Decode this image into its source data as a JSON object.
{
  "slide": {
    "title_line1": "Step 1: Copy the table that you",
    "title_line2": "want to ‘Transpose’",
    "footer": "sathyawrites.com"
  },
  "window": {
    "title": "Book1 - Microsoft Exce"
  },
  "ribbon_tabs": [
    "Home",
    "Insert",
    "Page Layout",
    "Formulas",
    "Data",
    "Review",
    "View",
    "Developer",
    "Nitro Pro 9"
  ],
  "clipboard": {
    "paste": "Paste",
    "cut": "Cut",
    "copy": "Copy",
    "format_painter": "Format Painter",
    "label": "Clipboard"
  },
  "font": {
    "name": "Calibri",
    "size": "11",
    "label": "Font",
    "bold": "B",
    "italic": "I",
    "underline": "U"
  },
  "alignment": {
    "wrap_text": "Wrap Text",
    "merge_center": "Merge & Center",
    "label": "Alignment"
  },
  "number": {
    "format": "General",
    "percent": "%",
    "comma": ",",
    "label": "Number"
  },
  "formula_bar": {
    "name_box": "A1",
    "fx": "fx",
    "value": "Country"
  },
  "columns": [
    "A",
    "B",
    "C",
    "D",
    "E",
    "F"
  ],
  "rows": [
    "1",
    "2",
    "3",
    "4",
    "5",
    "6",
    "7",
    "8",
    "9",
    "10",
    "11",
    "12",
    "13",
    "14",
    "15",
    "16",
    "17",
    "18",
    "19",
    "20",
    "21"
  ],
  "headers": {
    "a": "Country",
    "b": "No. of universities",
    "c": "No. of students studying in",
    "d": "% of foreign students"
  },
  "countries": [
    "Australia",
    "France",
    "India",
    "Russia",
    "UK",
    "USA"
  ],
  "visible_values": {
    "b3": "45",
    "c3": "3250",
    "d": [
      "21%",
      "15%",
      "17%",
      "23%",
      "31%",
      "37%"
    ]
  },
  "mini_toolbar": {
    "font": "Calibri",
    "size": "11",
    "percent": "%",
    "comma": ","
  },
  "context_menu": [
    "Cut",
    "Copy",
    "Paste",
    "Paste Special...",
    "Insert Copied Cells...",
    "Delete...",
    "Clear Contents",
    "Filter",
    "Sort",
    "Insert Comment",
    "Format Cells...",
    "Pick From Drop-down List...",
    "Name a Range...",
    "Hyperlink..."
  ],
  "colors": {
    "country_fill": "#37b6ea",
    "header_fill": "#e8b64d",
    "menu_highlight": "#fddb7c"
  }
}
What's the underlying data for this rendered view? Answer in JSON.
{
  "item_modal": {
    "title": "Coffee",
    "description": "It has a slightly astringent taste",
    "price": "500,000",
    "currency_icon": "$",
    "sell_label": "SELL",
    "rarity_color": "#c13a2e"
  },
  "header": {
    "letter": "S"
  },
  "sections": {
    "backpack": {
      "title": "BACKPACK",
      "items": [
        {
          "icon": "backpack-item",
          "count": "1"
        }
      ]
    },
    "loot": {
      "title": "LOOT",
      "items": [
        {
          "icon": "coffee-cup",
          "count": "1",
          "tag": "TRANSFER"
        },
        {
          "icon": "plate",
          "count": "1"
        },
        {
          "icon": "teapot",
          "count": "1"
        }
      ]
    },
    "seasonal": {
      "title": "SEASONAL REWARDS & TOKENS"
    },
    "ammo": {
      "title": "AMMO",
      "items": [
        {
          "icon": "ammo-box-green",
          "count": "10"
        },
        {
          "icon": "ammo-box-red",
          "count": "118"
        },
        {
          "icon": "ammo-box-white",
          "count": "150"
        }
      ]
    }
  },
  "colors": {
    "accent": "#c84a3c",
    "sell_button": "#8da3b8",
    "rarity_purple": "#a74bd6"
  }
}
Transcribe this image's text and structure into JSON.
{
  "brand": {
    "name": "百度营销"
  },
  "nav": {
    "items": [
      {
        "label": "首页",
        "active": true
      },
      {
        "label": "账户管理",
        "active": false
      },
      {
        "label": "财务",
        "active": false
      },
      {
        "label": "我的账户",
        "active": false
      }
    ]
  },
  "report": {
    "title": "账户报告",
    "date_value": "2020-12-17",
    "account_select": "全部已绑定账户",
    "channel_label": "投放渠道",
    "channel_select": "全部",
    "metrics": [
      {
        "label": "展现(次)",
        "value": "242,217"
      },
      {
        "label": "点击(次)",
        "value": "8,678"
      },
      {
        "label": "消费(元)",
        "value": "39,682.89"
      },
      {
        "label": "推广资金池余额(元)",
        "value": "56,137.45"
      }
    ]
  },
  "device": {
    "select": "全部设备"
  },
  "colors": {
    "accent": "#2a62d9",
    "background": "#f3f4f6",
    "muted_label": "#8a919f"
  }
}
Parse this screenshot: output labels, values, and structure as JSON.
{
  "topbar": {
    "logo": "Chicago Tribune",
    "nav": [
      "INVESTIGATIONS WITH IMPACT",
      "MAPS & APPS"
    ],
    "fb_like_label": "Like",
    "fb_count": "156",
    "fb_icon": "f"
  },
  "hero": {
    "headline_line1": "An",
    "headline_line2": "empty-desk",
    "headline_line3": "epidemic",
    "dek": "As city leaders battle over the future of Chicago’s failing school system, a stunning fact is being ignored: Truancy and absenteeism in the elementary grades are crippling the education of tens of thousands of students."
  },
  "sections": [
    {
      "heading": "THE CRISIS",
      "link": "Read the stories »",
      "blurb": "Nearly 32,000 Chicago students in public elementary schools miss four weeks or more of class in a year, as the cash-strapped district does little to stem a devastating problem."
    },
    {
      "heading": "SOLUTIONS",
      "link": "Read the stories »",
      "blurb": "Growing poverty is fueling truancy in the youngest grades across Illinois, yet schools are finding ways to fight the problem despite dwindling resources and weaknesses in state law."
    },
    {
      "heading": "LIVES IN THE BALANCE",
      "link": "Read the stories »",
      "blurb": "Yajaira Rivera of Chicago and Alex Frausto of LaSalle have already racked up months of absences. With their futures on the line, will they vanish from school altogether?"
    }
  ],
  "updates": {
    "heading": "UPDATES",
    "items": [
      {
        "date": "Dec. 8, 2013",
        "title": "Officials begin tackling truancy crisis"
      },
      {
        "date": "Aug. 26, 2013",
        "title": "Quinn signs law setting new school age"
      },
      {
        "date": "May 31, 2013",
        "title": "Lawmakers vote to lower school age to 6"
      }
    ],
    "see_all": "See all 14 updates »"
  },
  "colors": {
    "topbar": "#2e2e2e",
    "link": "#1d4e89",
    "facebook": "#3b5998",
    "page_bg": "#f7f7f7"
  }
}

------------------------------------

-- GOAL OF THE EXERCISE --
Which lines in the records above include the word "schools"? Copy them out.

-- ANSWER BOX --
      "blurb": "Nearly 32,000 Chicago students in public elementary schools miss four weeks or more of class in a year, as the cash-strapped district does little to stem a devastating problem."
      "blurb": "Growing poverty is fueling truancy in the youngest grades across Illinois, yet schools are finding ways to fight the problem despite dwindling resources and weaknesses in state law."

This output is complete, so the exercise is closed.